__EXERCISE INSTRUCTIONS__
I need every line of the material below that includes the string "icon".

__GIVEN INFORMATION__
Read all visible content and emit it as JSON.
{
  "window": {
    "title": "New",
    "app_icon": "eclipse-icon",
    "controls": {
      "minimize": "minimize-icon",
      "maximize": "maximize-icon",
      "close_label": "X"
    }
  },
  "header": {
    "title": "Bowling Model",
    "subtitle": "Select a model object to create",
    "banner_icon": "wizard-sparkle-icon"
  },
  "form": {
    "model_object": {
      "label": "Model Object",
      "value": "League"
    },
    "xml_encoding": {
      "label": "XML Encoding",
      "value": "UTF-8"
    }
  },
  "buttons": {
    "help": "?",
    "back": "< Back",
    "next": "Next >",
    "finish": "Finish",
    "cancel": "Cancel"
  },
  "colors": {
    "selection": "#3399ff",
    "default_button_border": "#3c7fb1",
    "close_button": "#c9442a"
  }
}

__YOUR SOLUTION__
    "app_icon": "eclipse-icon",
      "minimize": "minimize-icon",
      "maximize": "maximize-icon",
    "banner_icon": "wizard-sparkle-icon"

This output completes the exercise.